In detail, Syracuse was in a true Tampa-2 coverage. The middle linebacker took a deep middle-of-the- field (MOF) drop and two high safeties played their halves.

NCAA Football: Syracuse at Florida State Glenn Beil-USA TODAY Sports

I’m assuming Coach Ward doesn’t ask his linebackers to cover 50 yards down field, so Rodney Williams was the safety responsible in this scenario. A note on Williams by the way — the kid is the smartest athletes in SU’s secondary. His mind is an asset on the field and helps him anticipate plays. His TFL against Clemson a few weeks back is evidence of that.

In this situation, he had a two-to-one read where the safety is asked to lean closer to the slot receiver because it’s an easier throw and catch. If the safety plays over the seam route tight enough, rather than the outside fade, the quarterback will either eat the ball or take a shot to the outside receiver — as a safety that’s when you have an opportunity to show off your range to NFL scouts and make a play.

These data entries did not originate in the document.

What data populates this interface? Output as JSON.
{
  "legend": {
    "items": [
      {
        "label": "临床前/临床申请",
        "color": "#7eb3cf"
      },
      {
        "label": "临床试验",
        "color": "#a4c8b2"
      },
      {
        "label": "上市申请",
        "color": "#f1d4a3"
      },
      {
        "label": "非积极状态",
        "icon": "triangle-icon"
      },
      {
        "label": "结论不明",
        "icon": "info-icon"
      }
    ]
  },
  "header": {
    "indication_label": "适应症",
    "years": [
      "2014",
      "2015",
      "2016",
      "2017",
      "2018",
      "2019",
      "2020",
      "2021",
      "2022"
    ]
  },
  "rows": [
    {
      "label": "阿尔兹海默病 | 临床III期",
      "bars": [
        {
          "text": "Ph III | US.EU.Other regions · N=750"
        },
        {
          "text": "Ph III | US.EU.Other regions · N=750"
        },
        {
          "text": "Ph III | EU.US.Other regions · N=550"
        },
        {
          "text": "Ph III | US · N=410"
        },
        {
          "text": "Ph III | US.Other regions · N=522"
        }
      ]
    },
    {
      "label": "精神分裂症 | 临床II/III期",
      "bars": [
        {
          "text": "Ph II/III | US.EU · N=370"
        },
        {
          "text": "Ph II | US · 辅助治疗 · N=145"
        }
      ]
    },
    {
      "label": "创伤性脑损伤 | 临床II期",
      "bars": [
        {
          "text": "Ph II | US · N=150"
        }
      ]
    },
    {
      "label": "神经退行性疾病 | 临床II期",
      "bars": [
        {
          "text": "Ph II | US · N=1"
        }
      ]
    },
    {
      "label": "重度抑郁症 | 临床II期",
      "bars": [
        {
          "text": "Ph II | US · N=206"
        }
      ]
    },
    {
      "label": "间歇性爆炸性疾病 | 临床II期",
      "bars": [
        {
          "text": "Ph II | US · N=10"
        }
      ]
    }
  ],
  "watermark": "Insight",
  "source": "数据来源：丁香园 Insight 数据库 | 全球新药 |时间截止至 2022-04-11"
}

Williams gave too much leverage to the inside slot receiver the ball was thrown well and he couldn’t react to it in time. Touchdown.

54-yard touchdown run

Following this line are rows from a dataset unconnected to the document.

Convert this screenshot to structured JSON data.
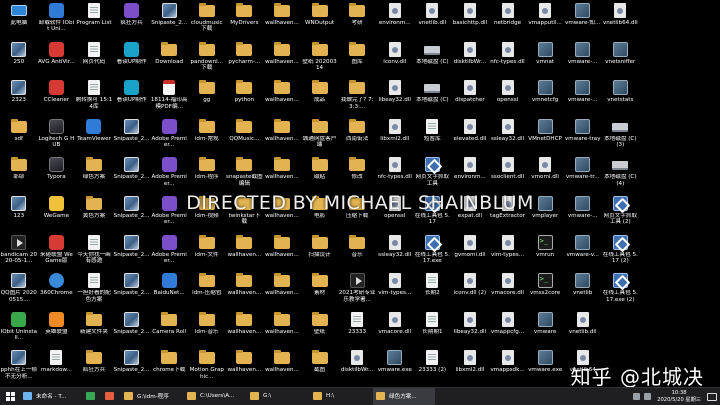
{
  "desktop_columns": [
    [
      {
        "label": "此电脑",
        "icon": "this-pc-icon",
        "style": "pc"
      },
      {
        "label": "250",
        "icon": "image-file-icon",
        "style": "img"
      },
      {
        "label": "2323",
        "icon": "image-file-icon",
        "style": "img"
      },
      {
        "label": "sdf",
        "icon": "folder-icon",
        "style": "folder"
      },
      {
        "label": "耶耶",
        "icon": "folder-icon",
        "style": "folder"
      },
      {
        "label": "123",
        "icon": "image-file-icon",
        "style": "img"
      },
      {
        "label": "bandicam 2020-05-1...",
        "icon": "video-file-icon",
        "style": "video"
      },
      {
        "label": "QQ图片 20200515...",
        "icon": "image-file-icon",
        "style": "img"
      },
      {
        "label": "IObit Uninstall...",
        "icon": "iobit-uninstaller-icon",
        "style": "app green"
      },
      {
        "label": "pphh在上一帧不无分析...",
        "icon": "image-file-icon",
        "style": "img"
      }
    ],
    [
      {
        "label": "卸载软件 IObit Uni...",
        "icon": "iobit-uninstaller-icon",
        "style": "app blue"
      },
      {
        "label": "AVG AntiVir...",
        "icon": "avg-antivirus-icon",
        "style": "app red"
      },
      {
        "label": "CCleaner",
        "icon": "ccleaner-icon",
        "style": "app red"
      },
      {
        "label": "Logitech G HUB",
        "icon": "logitech-ghub-icon",
        "style": "app dark"
      },
      {
        "label": "Typora",
        "icon": "typora-icon",
        "style": "app dark"
      },
      {
        "label": "WeGame",
        "icon": "wegame-icon",
        "style": "app yellow"
      },
      {
        "label": "来砸联盟 WeGame版",
        "icon": "game-icon",
        "style": "app red"
      },
      {
        "label": "360Chrome",
        "icon": "chrome-360-icon",
        "style": "web"
      },
      {
        "label": "英雄联盟",
        "icon": "game-icon",
        "style": "app orange"
      },
      {
        "label": "markdow...",
        "icon": "text-file-icon",
        "style": "doc"
      }
    ],
    [
      {
        "label": "Program List",
        "icon": "text-file-icon",
        "style": "doc"
      },
      {
        "label": "网页代码",
        "icon": "text-file-icon",
        "style": "doc"
      },
      {
        "label": "剩转换可 15:14库",
        "icon": "text-file-icon",
        "style": "doc"
      },
      {
        "label": "TeamViewer",
        "icon": "teamviewer-icon",
        "style": "app blue"
      },
      {
        "label": "绿色方案",
        "icon": "folder-icon",
        "style": "folder"
      },
      {
        "label": "黄色方案",
        "icon": "folder-icon",
        "style": "folder"
      },
      {
        "label": "今天你找一画有感邀",
        "icon": "text-file-icon",
        "style": "doc"
      },
      {
        "label": "一担好看的配色方案",
        "icon": "text-file-icon",
        "style": "doc"
      },
      {
        "label": "新建文件夹",
        "icon": "folder-icon",
        "style": "folder"
      },
      {
        "label": "疯狂方兵",
        "icon": "folder-icon",
        "style": "folder"
      }
    ],
    [
      {
        "label": "疯狂方兵",
        "icon": "app-icon",
        "style": "app purple"
      },
      {
        "label": "看读UP制作",
        "icon": "app-icon",
        "style": "app cyan"
      },
      {
        "label": "看读UP制作",
        "icon": "app-icon",
        "style": "app cyan"
      },
      {
        "label": "Snipaste_2...",
        "icon": "image-file-icon",
        "style": "img"
      },
      {
        "label": "Snipaste_2...",
        "icon": "image-file-icon",
        "style": "img"
      },
      {
        "label": "Snipaste_2...",
        "icon": "image-file-icon",
        "style": "img"
      },
      {
        "label": "Snipaste_2...",
        "icon": "image-file-icon",
        "style": "img"
      },
      {
        "label": "Snipaste_2...",
        "icon": "image-file-icon",
        "style": "img"
      },
      {
        "label": "Snipaste_2...",
        "icon": "image-file-icon",
        "style": "img"
      },
      {
        "label": "Snipaste_2...",
        "icon": "image-file-icon",
        "style": "img"
      }
    ],
    [
      {
        "label": "Snipaste_2...",
        "icon": "image-file-icon",
        "style": "img"
      },
      {
        "label": "Download",
        "icon": "folder-icon",
        "style": "folder"
      },
      {
        "label": "18114-福印高模PDF编...",
        "icon": "pdf-file-icon",
        "style": "pdf"
      },
      {
        "label": "Adobe Premier...",
        "icon": "adobe-premiere-icon",
        "style": "app purple"
      },
      {
        "label": "Adobe Premier...",
        "icon": "adobe-premiere-icon",
        "style": "app purple"
      },
      {
        "label": "Adobe Premier...",
        "icon": "adobe-premiere-icon",
        "style": "app purple"
      },
      {
        "label": "Adobe Premier...",
        "icon": "adobe-premiere-icon",
        "style": "app purple"
      },
      {
        "label": "BaiduNet...",
        "icon": "baidu-netdisk-icon",
        "style": "app blue"
      },
      {
        "label": "Camera Roll",
        "icon": "folder-icon",
        "style": "folder"
      },
      {
        "label": "chrome下载",
        "icon": "folder-icon",
        "style": "folder"
      }
    ],
    [
      {
        "label": "cloudmusic 下载",
        "icon": "folder-icon",
        "style": "folder"
      },
      {
        "label": "pandownl... 下载",
        "icon": "folder-icon",
        "style": "folder"
      },
      {
        "label": "gg",
        "icon": "folder-icon",
        "style": "folder"
      },
      {
        "label": "idm-常规",
        "icon": "folder-icon",
        "style": "folder"
      },
      {
        "label": "idm-程序",
        "icon": "folder-icon",
        "style": "folder"
      },
      {
        "label": "idm-视频",
        "icon": "folder-icon",
        "style": "folder"
      },
      {
        "label": "idm-文件",
        "icon": "folder-icon",
        "style": "folder"
      },
      {
        "label": "idm-压缩包",
        "icon": "folder-icon",
        "style": "folder"
      },
      {
        "label": "idm-音乐",
        "icon": "folder-icon",
        "style": "folder"
      },
      {
        "label": "Motion Graphic...",
        "icon": "folder-icon",
        "style": "folder"
      }
    ],
    [
      {
        "label": "MyDrivers",
        "icon": "folder-icon",
        "style": "folder"
      },
      {
        "label": "pycharm-...",
        "icon": "folder-icon",
        "style": "folder"
      },
      {
        "label": "python",
        "icon": "folder-icon",
        "style": "folder"
      },
      {
        "label": "QQMusic...",
        "icon": "folder-icon",
        "style": "folder"
      },
      {
        "label": "snapaste截图编辑",
        "icon": "folder-icon",
        "style": "folder"
      },
      {
        "label": "twinkstar下载",
        "icon": "folder-icon",
        "style": "folder"
      },
      {
        "label": "wallhaven...",
        "icon": "folder-icon",
        "style": "folder"
      },
      {
        "label": "wallhaven...",
        "icon": "folder-icon",
        "style": "folder"
      },
      {
        "label": "wallhaven...",
        "icon": "folder-icon",
        "style": "folder"
      },
      {
        "label": "wallhaven...",
        "icon": "folder-icon",
        "style": "folder"
      }
    ],
    [
      {
        "label": "wallhaven...",
        "icon": "folder-icon",
        "style": "folder"
      },
      {
        "label": "wallhaven...",
        "icon": "folder-icon",
        "style": "folder"
      },
      {
        "label": "wallhaven...",
        "icon": "folder-icon",
        "style": "folder"
      },
      {
        "label": "wallhaven...",
        "icon": "folder-icon",
        "style": "folder"
      },
      {
        "label": "wallhaven...",
        "icon": "folder-icon",
        "style": "folder"
      },
      {
        "label": "wallhaven...",
        "icon": "folder-icon",
        "style": "folder"
      },
      {
        "label": "wallhaven...",
        "icon": "folder-icon",
        "style": "folder"
      },
      {
        "label": "wallhaven...",
        "icon": "folder-icon",
        "style": "folder"
      },
      {
        "label": "wallhaven...",
        "icon": "folder-icon",
        "style": "folder"
      },
      {
        "label": "wallhaven...",
        "icon": "folder-icon",
        "style": "folder"
      }
    ],
    [
      {
        "label": "WNOutput",
        "icon": "folder-icon",
        "style": "folder"
      },
      {
        "label": "壁纸 20200314",
        "icon": "folder-icon",
        "style": "folder"
      },
      {
        "label": "成品",
        "icon": "folder-icon",
        "style": "folder"
      },
      {
        "label": "城通网盘客户端",
        "icon": "folder-icon",
        "style": "folder"
      },
      {
        "label": "磁贴",
        "icon": "folder-icon",
        "style": "folder"
      },
      {
        "label": "电影",
        "icon": "folder-icon",
        "style": "folder"
      },
      {
        "label": "扫描设计",
        "icon": "folder-icon",
        "style": "folder"
      },
      {
        "label": "素材",
        "icon": "folder-icon",
        "style": "folder"
      },
      {
        "label": "壁纸",
        "icon": "folder-icon",
        "style": "folder"
      },
      {
        "label": "截图",
        "icon": "folder-icon",
        "style": "folder"
      }
    ],
    [
      {
        "label": "考研",
        "icon": "folder-icon",
        "style": "folder"
      },
      {
        "label": "图库",
        "icon": "folder-icon",
        "style": "folder"
      },
      {
        "label": "我做完了? 7:3:3:...",
        "icon": "folder-icon",
        "style": "folder"
      },
      {
        "label": "西南街法",
        "icon": "folder-icon",
        "style": "folder"
      },
      {
        "label": "修改",
        "icon": "folder-icon",
        "style": "folder"
      },
      {
        "label": "压缩下载",
        "icon": "folder-icon",
        "style": "folder"
      },
      {
        "label": "音乐",
        "icon": "folder-icon",
        "style": "folder"
      },
      {
        "label": "2021考研专业乐教学署...",
        "icon": "video-file-icon",
        "style": "video"
      },
      {
        "label": "23333",
        "icon": "text-file-icon",
        "style": "doc"
      },
      {
        "label": "disktilbWr...",
        "icon": "dll-file-icon",
        "style": "dll"
      }
    ],
    [
      {
        "label": "environm...",
        "icon": "dll-file-icon",
        "style": "dll"
      },
      {
        "label": "iconv.dll",
        "icon": "dll-file-icon",
        "style": "dll"
      },
      {
        "label": "libeay32.dll",
        "icon": "dll-file-icon",
        "style": "dll"
      },
      {
        "label": "libxml2.dll",
        "icon": "dll-file-icon",
        "style": "dll"
      },
      {
        "label": "nfc-types.dll",
        "icon": "dll-file-icon",
        "style": "dll"
      },
      {
        "label": "openssl",
        "icon": "dll-file-icon",
        "style": "dll"
      },
      {
        "label": "ssleay32.dll",
        "icon": "dll-file-icon",
        "style": "dll"
      },
      {
        "label": "vim-types...",
        "icon": "dll-file-icon",
        "style": "dll"
      },
      {
        "label": "vmacore.dll",
        "icon": "dll-file-icon",
        "style": "dll"
      },
      {
        "label": "vmware.exe",
        "icon": "vmware-icon",
        "style": "vmw"
      }
    ],
    [
      {
        "label": "vnetlib.dll",
        "icon": "dll-file-icon",
        "style": "dll"
      },
      {
        "label": "本地磁盘 (C)",
        "icon": "drive-icon",
        "style": "drive"
      },
      {
        "label": "本地磁盘 (C)",
        "icon": "drive-icon",
        "style": "drive"
      },
      {
        "label": "短暂库",
        "icon": "text-file-icon",
        "style": "doc"
      },
      {
        "label": "网页文字抓取工具",
        "icon": "tool-icon",
        "style": "tool"
      },
      {
        "label": "在线工具包 5.17",
        "icon": "tool-icon",
        "style": "tool"
      },
      {
        "label": "在线工具包 5.17.exe",
        "icon": "tool-icon",
        "style": "tool"
      },
      {
        "label": "长期2",
        "icon": "text-file-icon",
        "style": "doc"
      },
      {
        "label": "长期期1",
        "icon": "text-file-icon",
        "style": "doc"
      },
      {
        "label": "23333 (2)",
        "icon": "text-file-icon",
        "style": "doc"
      }
    ],
    [
      {
        "label": "basichttp.dll",
        "icon": "dll-file-icon",
        "style": "dll"
      },
      {
        "label": "disktilbWr...",
        "icon": "dll-file-icon",
        "style": "dll"
      },
      {
        "label": "dispatcher",
        "icon": "dll-file-icon",
        "style": "dll"
      },
      {
        "label": "elevated.dll",
        "icon": "dll-file-icon",
        "style": "dll"
      },
      {
        "label": "environm...",
        "icon": "dll-file-icon",
        "style": "dll"
      },
      {
        "label": "expat.dll",
        "icon": "dll-file-icon",
        "style": "dll"
      },
      {
        "label": "gvmomi.dll",
        "icon": "dll-file-icon",
        "style": "dll"
      },
      {
        "label": "iconv.dll (2)",
        "icon": "dll-file-icon",
        "style": "dll"
      },
      {
        "label": "libeay32.dll",
        "icon": "dll-file-icon",
        "style": "dll"
      },
      {
        "label": "libxml2.dll",
        "icon": "dll-file-icon",
        "style": "dll"
      }
    ],
    [
      {
        "label": "netbridge",
        "icon": "dll-file-icon",
        "style": "dll"
      },
      {
        "label": "nfc-types.dll",
        "icon": "dll-file-icon",
        "style": "dll"
      },
      {
        "label": "openssl",
        "icon": "dll-file-icon",
        "style": "dll"
      },
      {
        "label": "ssleay32.dll",
        "icon": "dll-file-icon",
        "style": "dll"
      },
      {
        "label": "ssoclient.dll",
        "icon": "dll-file-icon",
        "style": "dll"
      },
      {
        "label": "tagExtractor",
        "icon": "dll-file-icon",
        "style": "dll"
      },
      {
        "label": "vim-types...",
        "icon": "dll-file-icon",
        "style": "dll"
      },
      {
        "label": "vmacore.dll",
        "icon": "dll-file-icon",
        "style": "dll"
      },
      {
        "label": "vmappcfg...",
        "icon": "dll-file-icon",
        "style": "dll"
      },
      {
        "label": "vmappsdk...",
        "icon": "dll-file-icon",
        "style": "dll"
      }
    ],
    [
      {
        "label": "vmapputil...",
        "icon": "dll-file-icon",
        "style": "dll"
      },
      {
        "label": "vmnat",
        "icon": "vmware-icon",
        "style": "vmw"
      },
      {
        "label": "vmnetcfg",
        "icon": "vmware-icon",
        "style": "vmw"
      },
      {
        "label": "VMnetDHCP",
        "icon": "vmware-icon",
        "style": "vmw"
      },
      {
        "label": "vmomi.dll",
        "icon": "dll-file-icon",
        "style": "dll"
      },
      {
        "label": "vmplayer",
        "icon": "vmware-icon",
        "style": "vmw"
      },
      {
        "label": "vmrun",
        "icon": "terminal-icon",
        "style": "term"
      },
      {
        "label": "vmss2core",
        "icon": "terminal-icon",
        "style": "term"
      },
      {
        "label": "vmware",
        "icon": "vmware-icon",
        "style": "vmw"
      },
      {
        "label": "vmware.exe",
        "icon": "vmware-icon",
        "style": "vmw"
      }
    ],
    [
      {
        "label": "vmware-知...",
        "icon": "vmware-icon",
        "style": "vmw"
      },
      {
        "label": "vmware-...",
        "icon": "vmware-icon",
        "style": "vmw"
      },
      {
        "label": "vmware-...",
        "icon": "vmware-icon",
        "style": "vmw"
      },
      {
        "label": "vmware-tray",
        "icon": "vmware-icon",
        "style": "vmw"
      },
      {
        "label": "vmware-tr...",
        "icon": "vmware-icon",
        "style": "vmw"
      },
      {
        "label": "vmware-...",
        "icon": "vmware-icon",
        "style": "vmw"
      },
      {
        "label": "vmware-v...",
        "icon": "vmware-icon",
        "style": "vmw"
      },
      {
        "label": "vnetlib",
        "icon": "vmware-icon",
        "style": "vmw"
      },
      {
        "label": "vnetlib.dll",
        "icon": "dll-file-icon",
        "style": "dll"
      },
      {
        "label": "vnetlib64",
        "icon": "dll-file-icon",
        "style": "dll"
      }
    ],
    [
      {
        "label": "vnetlib64.dll",
        "icon": "dll-file-icon",
        "style": "dll"
      },
      {
        "label": "vnetsniffer",
        "icon": "vmware-icon",
        "style": "vmw"
      },
      {
        "label": "vnetstats",
        "icon": "vmware-icon",
        "style": "vmw"
      },
      {
        "label": "本地磁盘 (C) (3)",
        "icon": "drive-icon",
        "style": "drive"
      },
      {
        "label": "本地磁盘 (C) (4)",
        "icon": "drive-icon",
        "style": "drive"
      },
      {
        "label": "网页文字抓取工具 (2)",
        "icon": "tool-icon",
        "style": "tool"
      },
      {
        "label": "在线工具包 5.17 (2)",
        "icon": "tool-icon",
        "style": "tool"
      },
      {
        "label": "在线工具包 5.17.exe (2)",
        "icon": "tool-icon",
        "style": "tool"
      },
      {
        "label": "",
        "icon": "blank-icon",
        "style": "none"
      },
      {
        "label": "",
        "icon": "blank-icon",
        "style": "none"
      }
    ]
  ],
  "overlay_text": "DIRECTED BY MICHAEL SHAINBLUM",
  "watermark": "知乎 @北城决",
  "taskbar": {
    "items": [
      {
        "label": "未命名 - T...",
        "icon_color": "#6cb4ee",
        "active": false
      },
      {
        "label": "",
        "icon_color": "#3aa757",
        "active": false
      },
      {
        "label": "",
        "icon_color": "#e85c41",
        "active": false
      },
      {
        "label": "G:\\idm-程序",
        "icon_color": "#e2b350",
        "active": false
      },
      {
        "label": "C:\\Users\\A...",
        "icon_color": "#e2b350",
        "active": false
      },
      {
        "label": "G:\\",
        "icon_color": "#e2b350",
        "active": false
      },
      {
        "label": "H:\\",
        "icon_color": "#e2b350",
        "active": false
      },
      {
        "label": "绿色方案...",
        "icon_color": "#e2b350",
        "active": true
      }
    ],
    "clock_time": "10:38",
    "clock_date": "2020/5/20 星期三"
  }
}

This play was lost at the line of scrimmage. It’s hard to ask an All-ACC linebacker for more, but a missed tackle from Parris Bennett sprung this play and then Cam Akers did an excellent job getting into the endzone. He’s certainly a talent. Bennett has a downhill nature at linebacker, usually always on his toes ready to accelerate. But on this play, Bennett comes up flat footed against a quicker athlete in a one-on-one situation. Beyond Bennett, there was no help. No inside presence. A defensive breakdown on a run play is never one guys fault.

64-yard touchdown run

An uncalled holding sprung this play. Moving on.


The first half mistakes both offensively and defensively over the last few weeks have been troubling because they seem to be the result of both over aggression and lackadaisical play. I believe this is a direct result of the Clemson win. Three weeks ago we saw a focused Orange football team. Much like a boxer working his strategy, placing punches throughout each round, the Orange executed each play methodically, quarter by quarter and in the process, broke down their opponent.

Syracuse tasted victory and now we’re seeing them swing for knockouts while leaving themselves open for counters. Five interceptions in two games on offense, and the defense allowing three touchdowns of 50-plus yards as evidence. Heading into an even matchup with Wake Forest the Orange have an excellent opportunity to get back to the team they showed us to be against Clemson.